By Alexandra Felekis, counsel in Allen & Overy’s Projects team
South Africa has taken an important first step towards liberalising its energy market. The government noted its intentions when the minister of Mineral Resources and Energy published the 2nd Amendment Bill of the Electricity Regulation Act, 2006, for public comment earlier this year.
In March 2023, the Amendment Bill was approved for submission to parliament. The bill outlines the planned transition from a monopolised, mostly single-buyer power market to a competitive multi-market, managed by a transmission system operator (TSO). The hope is that this shift will solve the electricity crisis and reduce electricity prices by promoting competition in the South African electricity industry in the medium to long term. This could also lead to changes across the continent.
With the lowest regional generation capacity in the world, improving the electricity supply is critical to socioeconomic development in sub-Saharan Africa. Alessandra Pardini, a Johannesburg-based partner from global law firm Allen & Overy, notes: “While some unbundling of utilities has occurred in Africa over recent decades, most countries still have vertically integrated utilities with little or no private participation. Of the 54 countries in Africa, only ten have unbundled utilities with either an independent TSO or a legally unbundled transmission system.”
South Africa is in a somewhat unique position, borrowing traits from both developed and developing countries as far as its electricity market is concerned. While there is potential for regional influence, South Africa may not intend to liberalise its own electricity industry in exactly the same way.
How will it work in South Africa?
The Amendment Bill presents three ways in which electricity can be bought and sold, namely:
- trading, through a non-discriminatory trading platform in which market participants may trade with each other on an hourly and daily basis
- private power purchase agreements, in which licensed or registered generators enter power purchase arrangements with direct customers and traders
- regulated power purchase agreements by generators with the single buyer office of the TSO, or buyers as determined by the minister and the Department of Mineral Resources and Energy
What is needed for success?
Implementation will be a major factor as to whether this transition works. Based on extensive experience in developed and developing electricity markets across Africa and the world, Allen & Overy’s analysis is that a successful market reform in any jurisdiction will hinge on these key elements:
- a clear intent and purpose for the reason for the restructure and developing a strategy around that purpose. The reasons could include the development of new generation capacity or the reduction of energy costs through transparency and competition
- the socioeconomic context of the jurisdiction. For example, in South Africa there is insufficient energy capacity to meet the demands of the country, requiring a fine balance between decarbonisation and ensuring security of supply for all citizens
- the interconnection capacity on the transmission and distribution systems and the appropriate management thereof
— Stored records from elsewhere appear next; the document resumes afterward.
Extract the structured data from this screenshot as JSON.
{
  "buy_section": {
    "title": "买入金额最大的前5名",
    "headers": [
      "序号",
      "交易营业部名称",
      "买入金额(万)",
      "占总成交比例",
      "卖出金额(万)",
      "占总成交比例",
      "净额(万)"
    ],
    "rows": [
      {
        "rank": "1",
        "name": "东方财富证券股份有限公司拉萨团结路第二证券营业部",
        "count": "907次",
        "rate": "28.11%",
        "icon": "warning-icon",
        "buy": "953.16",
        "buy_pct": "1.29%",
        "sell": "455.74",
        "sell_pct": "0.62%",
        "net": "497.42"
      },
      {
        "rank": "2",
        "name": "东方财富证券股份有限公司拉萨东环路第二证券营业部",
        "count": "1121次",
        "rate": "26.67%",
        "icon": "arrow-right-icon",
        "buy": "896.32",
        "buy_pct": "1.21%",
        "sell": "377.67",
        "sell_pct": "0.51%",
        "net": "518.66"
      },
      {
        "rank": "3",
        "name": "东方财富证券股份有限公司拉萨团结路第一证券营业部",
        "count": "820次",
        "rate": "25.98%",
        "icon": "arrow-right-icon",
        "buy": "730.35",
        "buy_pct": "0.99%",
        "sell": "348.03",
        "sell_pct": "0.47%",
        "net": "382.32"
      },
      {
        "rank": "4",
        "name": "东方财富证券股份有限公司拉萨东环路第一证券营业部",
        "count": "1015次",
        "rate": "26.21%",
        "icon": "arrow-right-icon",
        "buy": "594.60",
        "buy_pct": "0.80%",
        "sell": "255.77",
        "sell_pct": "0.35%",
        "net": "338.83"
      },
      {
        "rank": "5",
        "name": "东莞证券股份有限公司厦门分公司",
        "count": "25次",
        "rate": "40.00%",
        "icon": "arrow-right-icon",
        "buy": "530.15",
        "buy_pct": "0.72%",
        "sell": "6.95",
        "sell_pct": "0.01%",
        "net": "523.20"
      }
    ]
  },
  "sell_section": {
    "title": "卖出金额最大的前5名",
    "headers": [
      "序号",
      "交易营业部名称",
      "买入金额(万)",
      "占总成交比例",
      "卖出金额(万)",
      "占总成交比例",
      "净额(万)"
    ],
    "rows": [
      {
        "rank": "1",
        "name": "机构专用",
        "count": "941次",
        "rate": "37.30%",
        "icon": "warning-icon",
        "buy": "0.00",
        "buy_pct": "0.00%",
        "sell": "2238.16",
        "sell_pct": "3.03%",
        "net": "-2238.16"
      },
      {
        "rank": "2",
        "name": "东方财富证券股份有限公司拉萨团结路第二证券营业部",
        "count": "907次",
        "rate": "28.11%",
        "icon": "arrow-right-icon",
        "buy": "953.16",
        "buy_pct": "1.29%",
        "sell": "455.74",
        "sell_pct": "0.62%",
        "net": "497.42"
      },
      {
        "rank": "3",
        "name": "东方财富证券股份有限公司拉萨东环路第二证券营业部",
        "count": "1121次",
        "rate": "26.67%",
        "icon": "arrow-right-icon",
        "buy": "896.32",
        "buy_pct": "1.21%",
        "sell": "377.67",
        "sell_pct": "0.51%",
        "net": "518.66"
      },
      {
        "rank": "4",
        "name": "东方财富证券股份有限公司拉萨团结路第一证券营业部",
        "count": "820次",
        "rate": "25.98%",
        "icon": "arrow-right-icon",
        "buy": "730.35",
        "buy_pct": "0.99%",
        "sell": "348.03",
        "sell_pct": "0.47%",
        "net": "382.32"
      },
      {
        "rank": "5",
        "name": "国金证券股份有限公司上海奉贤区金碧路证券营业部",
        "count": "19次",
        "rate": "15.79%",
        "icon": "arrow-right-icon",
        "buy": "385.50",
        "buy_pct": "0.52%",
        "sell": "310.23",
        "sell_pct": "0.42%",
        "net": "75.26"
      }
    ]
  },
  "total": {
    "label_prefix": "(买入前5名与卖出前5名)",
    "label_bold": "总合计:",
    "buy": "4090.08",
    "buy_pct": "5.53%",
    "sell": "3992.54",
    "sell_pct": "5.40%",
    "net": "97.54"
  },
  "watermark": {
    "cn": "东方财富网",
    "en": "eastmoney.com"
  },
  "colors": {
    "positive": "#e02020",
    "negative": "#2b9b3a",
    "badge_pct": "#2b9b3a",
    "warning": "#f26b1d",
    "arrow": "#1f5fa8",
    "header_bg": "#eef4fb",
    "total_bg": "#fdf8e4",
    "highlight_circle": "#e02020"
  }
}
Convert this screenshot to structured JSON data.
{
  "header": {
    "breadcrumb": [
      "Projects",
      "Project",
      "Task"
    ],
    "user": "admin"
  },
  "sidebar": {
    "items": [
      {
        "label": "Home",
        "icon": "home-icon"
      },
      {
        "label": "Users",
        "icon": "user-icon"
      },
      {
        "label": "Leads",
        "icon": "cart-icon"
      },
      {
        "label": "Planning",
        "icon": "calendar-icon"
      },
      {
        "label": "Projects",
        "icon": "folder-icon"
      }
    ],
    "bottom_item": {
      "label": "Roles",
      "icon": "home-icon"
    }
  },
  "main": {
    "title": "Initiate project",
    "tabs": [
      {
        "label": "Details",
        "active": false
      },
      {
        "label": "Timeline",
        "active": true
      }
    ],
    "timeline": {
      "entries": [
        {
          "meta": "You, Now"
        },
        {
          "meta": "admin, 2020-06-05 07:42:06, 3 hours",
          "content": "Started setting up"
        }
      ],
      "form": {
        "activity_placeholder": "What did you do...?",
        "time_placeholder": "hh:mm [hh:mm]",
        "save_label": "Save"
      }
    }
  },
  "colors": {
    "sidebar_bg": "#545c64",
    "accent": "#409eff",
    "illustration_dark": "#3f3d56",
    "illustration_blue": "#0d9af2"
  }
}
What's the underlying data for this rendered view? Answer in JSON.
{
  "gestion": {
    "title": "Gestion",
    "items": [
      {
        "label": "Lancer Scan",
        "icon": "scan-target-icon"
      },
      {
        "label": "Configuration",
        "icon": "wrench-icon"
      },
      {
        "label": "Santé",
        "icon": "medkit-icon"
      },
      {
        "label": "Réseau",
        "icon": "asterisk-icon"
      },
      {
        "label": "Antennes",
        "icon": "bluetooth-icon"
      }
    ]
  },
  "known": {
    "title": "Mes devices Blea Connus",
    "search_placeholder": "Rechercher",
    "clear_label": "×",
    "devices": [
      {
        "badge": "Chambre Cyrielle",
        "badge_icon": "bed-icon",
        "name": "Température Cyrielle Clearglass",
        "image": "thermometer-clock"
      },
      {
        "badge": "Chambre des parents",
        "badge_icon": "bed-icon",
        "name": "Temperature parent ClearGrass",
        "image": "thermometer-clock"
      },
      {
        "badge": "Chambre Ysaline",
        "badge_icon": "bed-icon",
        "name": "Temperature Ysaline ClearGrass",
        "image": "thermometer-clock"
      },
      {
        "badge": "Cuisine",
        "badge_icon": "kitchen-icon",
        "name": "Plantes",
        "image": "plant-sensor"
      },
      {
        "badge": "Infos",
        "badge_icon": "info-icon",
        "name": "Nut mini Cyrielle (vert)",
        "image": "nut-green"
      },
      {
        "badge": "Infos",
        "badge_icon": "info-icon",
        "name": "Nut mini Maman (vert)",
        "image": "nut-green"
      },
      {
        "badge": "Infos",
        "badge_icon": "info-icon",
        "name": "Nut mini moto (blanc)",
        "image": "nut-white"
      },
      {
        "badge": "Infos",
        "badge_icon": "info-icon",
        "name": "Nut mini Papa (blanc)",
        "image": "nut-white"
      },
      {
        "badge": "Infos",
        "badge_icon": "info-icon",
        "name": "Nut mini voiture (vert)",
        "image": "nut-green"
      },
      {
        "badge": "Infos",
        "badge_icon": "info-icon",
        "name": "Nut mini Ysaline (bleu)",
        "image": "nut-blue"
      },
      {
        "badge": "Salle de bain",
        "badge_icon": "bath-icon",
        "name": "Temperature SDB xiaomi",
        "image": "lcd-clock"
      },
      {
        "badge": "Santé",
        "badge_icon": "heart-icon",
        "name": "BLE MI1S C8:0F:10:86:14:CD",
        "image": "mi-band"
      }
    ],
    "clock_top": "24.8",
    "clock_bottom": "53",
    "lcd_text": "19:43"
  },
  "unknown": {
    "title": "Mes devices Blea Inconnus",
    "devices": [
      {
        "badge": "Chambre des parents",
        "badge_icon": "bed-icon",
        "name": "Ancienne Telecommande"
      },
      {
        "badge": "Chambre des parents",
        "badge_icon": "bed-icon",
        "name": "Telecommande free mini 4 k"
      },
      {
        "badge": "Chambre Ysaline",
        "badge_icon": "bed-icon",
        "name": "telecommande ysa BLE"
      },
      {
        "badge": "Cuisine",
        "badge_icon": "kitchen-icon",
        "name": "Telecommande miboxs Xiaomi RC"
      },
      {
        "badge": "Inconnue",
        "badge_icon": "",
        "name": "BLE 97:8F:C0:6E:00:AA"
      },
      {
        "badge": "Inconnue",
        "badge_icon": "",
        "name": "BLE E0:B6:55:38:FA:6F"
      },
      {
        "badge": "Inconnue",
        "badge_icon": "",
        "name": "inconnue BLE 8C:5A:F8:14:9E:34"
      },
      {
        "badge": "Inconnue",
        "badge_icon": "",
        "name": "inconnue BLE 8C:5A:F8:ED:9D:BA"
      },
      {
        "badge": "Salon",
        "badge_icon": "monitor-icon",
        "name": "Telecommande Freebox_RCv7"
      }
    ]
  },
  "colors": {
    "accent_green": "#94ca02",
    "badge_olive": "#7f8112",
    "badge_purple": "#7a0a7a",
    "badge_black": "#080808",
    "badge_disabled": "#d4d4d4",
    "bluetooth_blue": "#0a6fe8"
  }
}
- the ability of a jurisdiction to attract funding to fund the restructure of the sector
- clear and robust legislation and rules of participation in the electricity market
- an impartial and capacitated system operator and energy regulator
- political will and buy-in at all levels of government
What is the potential in the rest of Africa?
The level of development in the electricity industry in Africa is disparate. There are varying degrees of grid infrastructure available across different countries to meet growing demand for electricity. Given the infrastructure differences that exist between South Africa and other countries in Africa, the transition towards a liberalised electricity market will probably look different throughout Africa. Countries housing a less-developed grid infrastructure are more likely to adopt a so-called ‘mini grids’ approach. For instance, Nigeria has a similarly sized economy to South Africa and a population of approximately three times more, yet it manages (by comparison to South Africa) with minimal installed grid generation and a large reliance on diesel. As such, liberalisation may not be given any impetus here as the decentralised grid infrastructure potentially meets Nigeria’s primary development goals.
Another consideration is that, despite a state’s failure to deliver adequate electricity services, governments in the region have adopted a protective approach in respect of the state utility companies. For example, in Botswana, to achieve the objective of becoming an exporter of electricity, the majority of both existing and planned generation assets are and will continue to be owned by the state utility company, with only a nominal amount of generation being allocated to independent power producers.
A further factor is whether there is a regulatory framework that allows for trading and wheeling of electricity in a country. For example, in Botswana, virtual supply of energy – in the way it is deployed in South Africa – is not permitted and electricity generated by private generators must be sold to the state utility company. In contrast, Zambia has a sophisticated private generation and virtual supply framework conducive to the evolution of a competitive sector.
When considering developed, decentralised electricity markets, it is clear that liberalisation is only the first step. Electricity markets, regulations and technical infrastructure will need to continually evolve to cater for the unforeseen issues that will arise. Ultimately, flexibility of the South African government and all other participants in the electricity market will be vital in order to achieve a successful market reform.